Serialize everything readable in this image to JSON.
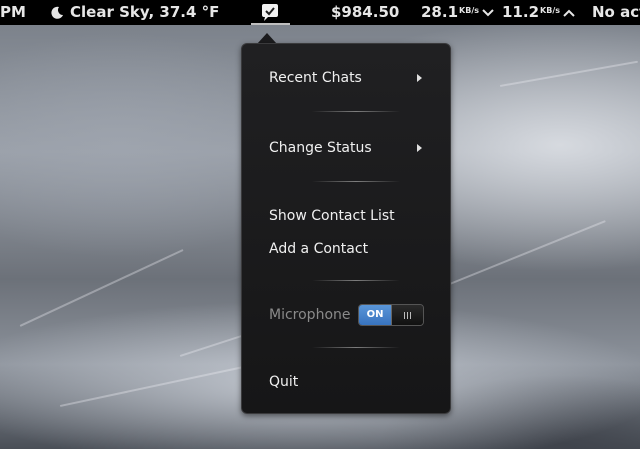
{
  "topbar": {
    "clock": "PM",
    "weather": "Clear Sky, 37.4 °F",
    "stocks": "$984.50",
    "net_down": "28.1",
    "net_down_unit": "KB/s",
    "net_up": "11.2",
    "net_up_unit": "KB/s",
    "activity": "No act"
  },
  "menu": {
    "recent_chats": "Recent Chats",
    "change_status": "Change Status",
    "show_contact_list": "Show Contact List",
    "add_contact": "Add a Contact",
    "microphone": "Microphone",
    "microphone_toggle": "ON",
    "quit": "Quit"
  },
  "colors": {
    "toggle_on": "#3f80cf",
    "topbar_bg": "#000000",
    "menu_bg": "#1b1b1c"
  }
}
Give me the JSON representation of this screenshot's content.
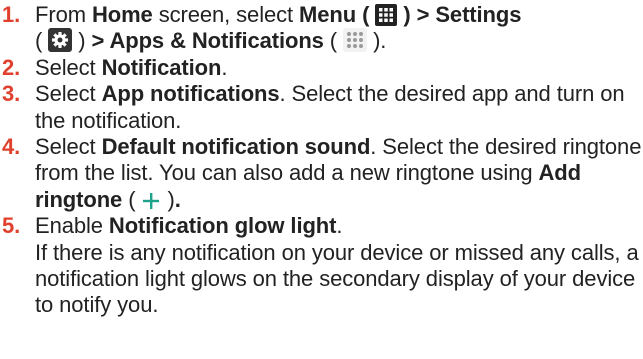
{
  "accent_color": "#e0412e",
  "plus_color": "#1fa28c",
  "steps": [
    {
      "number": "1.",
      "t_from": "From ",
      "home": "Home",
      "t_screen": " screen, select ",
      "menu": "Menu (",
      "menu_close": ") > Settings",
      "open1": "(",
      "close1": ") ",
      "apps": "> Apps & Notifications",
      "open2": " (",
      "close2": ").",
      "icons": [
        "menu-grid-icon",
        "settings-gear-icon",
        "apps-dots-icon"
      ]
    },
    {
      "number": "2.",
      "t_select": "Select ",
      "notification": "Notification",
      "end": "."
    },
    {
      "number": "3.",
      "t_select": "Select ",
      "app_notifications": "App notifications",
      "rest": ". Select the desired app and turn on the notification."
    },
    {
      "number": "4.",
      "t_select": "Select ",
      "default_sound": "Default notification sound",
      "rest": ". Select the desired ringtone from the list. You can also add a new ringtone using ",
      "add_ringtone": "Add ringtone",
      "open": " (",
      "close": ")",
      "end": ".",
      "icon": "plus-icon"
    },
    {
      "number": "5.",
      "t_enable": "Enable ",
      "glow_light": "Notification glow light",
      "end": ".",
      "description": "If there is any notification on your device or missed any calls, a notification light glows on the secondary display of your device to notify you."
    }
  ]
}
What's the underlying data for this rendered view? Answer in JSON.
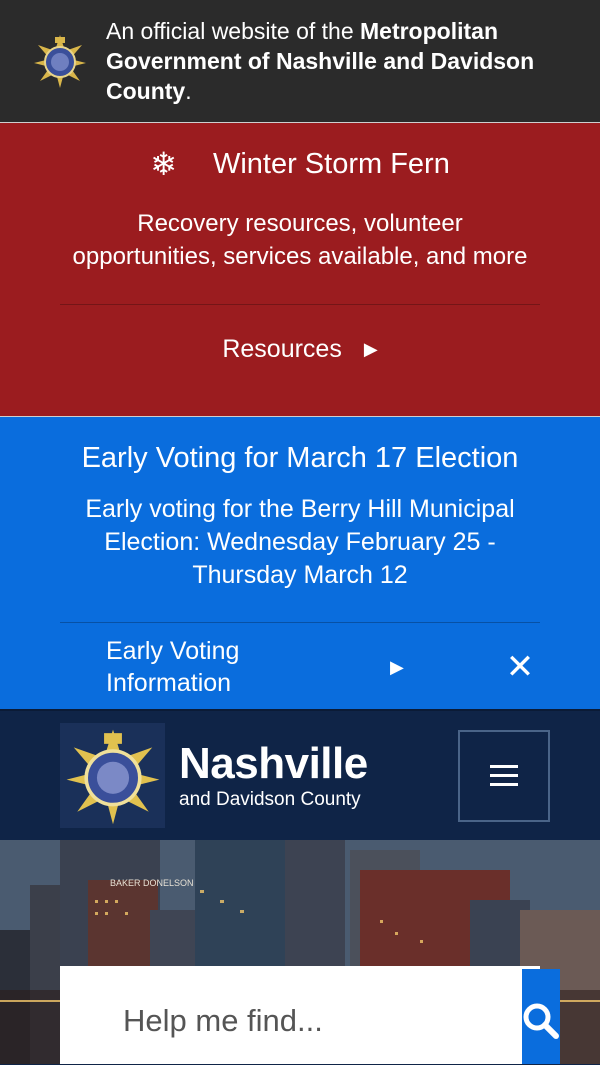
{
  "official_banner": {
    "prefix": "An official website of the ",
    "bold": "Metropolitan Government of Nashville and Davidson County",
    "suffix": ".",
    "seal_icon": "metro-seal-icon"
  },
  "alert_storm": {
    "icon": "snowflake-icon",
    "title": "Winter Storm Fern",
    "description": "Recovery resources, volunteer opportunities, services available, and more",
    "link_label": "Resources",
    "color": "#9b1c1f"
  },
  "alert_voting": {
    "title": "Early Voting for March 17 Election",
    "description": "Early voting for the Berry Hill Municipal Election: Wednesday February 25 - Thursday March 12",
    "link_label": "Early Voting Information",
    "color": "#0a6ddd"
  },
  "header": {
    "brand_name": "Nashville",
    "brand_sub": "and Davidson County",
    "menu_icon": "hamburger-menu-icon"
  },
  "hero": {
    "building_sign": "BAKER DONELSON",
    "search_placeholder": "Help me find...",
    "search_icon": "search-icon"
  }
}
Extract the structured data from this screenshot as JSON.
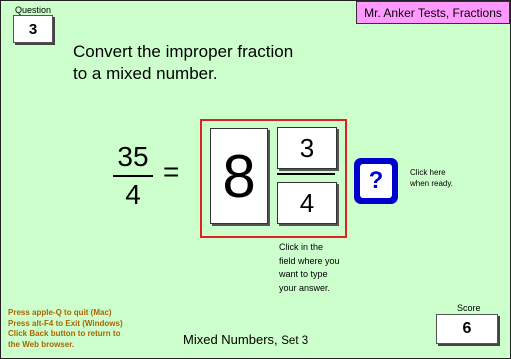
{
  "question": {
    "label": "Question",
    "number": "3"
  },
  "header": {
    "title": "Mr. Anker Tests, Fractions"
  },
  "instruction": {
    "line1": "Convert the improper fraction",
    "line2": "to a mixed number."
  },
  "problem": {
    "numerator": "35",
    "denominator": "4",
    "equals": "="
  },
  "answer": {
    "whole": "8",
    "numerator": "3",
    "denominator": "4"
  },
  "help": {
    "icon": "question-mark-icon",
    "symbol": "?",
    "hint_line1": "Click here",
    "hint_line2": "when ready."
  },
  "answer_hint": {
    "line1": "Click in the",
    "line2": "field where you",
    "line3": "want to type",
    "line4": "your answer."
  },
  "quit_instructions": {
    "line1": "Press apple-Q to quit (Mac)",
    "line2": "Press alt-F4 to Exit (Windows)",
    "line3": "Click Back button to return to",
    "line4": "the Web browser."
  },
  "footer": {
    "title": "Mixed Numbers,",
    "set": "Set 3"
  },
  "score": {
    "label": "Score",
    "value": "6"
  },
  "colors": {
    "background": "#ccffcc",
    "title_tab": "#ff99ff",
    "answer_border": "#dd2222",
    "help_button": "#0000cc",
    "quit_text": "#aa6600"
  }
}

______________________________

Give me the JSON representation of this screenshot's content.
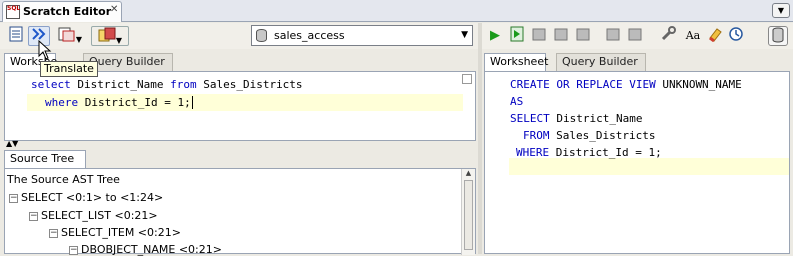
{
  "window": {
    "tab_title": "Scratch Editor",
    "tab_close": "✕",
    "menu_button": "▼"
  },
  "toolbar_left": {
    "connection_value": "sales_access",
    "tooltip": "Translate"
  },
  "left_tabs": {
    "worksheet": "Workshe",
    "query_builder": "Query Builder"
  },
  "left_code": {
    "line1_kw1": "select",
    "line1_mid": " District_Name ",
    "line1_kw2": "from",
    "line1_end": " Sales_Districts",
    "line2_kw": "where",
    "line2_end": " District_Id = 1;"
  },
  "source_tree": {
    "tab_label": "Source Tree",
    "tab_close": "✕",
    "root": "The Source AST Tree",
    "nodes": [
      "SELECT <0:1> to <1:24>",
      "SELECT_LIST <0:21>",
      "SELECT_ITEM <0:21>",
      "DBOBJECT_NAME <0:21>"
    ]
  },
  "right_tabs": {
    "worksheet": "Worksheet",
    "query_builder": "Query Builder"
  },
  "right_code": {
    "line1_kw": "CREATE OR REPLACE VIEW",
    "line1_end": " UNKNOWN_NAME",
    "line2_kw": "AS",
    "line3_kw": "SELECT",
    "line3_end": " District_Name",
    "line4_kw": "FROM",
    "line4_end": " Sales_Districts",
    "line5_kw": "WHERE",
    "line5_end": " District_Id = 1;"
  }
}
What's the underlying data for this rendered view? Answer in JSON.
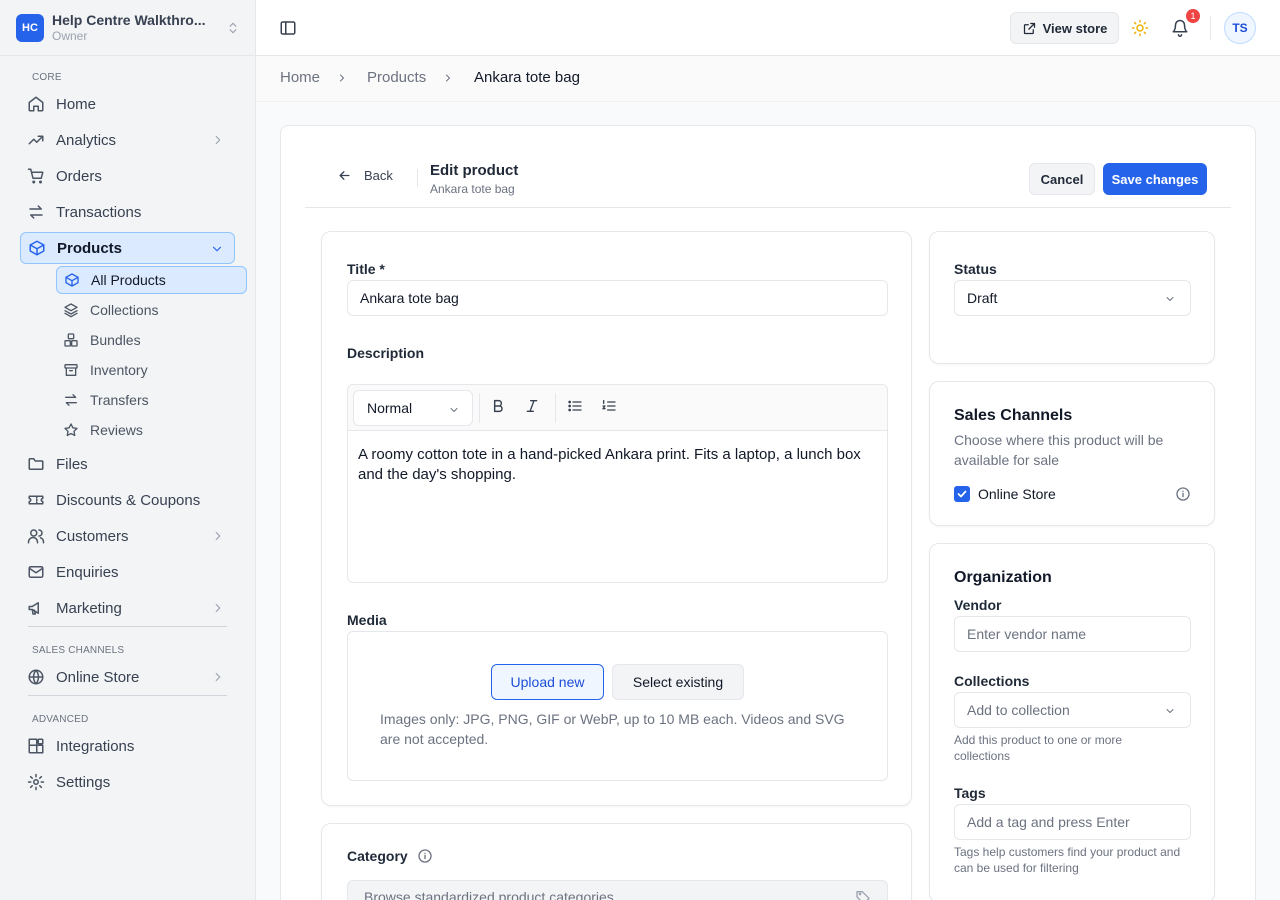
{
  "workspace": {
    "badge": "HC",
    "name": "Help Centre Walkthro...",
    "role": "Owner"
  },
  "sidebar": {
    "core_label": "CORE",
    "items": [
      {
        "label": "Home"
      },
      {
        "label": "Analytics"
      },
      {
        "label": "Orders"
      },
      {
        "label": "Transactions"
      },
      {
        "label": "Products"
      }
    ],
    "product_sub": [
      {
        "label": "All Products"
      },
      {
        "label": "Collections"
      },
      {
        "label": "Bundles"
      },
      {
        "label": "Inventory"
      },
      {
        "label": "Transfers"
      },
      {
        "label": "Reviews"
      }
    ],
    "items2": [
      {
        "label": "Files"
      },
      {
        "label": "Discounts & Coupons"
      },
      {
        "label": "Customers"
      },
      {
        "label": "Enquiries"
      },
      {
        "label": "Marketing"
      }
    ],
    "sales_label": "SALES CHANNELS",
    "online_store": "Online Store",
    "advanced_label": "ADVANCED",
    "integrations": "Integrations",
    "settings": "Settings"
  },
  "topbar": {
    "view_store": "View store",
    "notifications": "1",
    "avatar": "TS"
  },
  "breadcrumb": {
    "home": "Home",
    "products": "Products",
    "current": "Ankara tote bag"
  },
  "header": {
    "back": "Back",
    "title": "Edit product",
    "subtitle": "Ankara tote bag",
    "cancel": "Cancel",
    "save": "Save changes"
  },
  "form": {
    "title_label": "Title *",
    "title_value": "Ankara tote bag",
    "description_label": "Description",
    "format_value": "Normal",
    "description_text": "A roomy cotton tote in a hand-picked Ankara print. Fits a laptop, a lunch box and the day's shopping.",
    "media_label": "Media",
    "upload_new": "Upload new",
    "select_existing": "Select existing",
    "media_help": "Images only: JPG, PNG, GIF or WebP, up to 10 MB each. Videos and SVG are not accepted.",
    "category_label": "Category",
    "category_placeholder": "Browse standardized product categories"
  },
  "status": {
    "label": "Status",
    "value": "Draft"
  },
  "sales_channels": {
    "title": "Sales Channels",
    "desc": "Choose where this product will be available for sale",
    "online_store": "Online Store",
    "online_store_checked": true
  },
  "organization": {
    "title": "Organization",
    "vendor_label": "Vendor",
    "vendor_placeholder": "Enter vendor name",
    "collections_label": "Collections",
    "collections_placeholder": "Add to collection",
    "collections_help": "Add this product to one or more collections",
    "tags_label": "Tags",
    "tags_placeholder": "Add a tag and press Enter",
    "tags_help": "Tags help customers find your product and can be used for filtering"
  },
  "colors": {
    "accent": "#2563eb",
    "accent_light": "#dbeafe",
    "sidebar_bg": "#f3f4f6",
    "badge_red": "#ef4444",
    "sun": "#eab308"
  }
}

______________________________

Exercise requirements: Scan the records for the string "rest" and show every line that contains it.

Your response:
      "rest": ". Select the desired app and turn on the notification."
      "rest": ". Select the desired ringtone from the list. You can also add a new ringtone using ",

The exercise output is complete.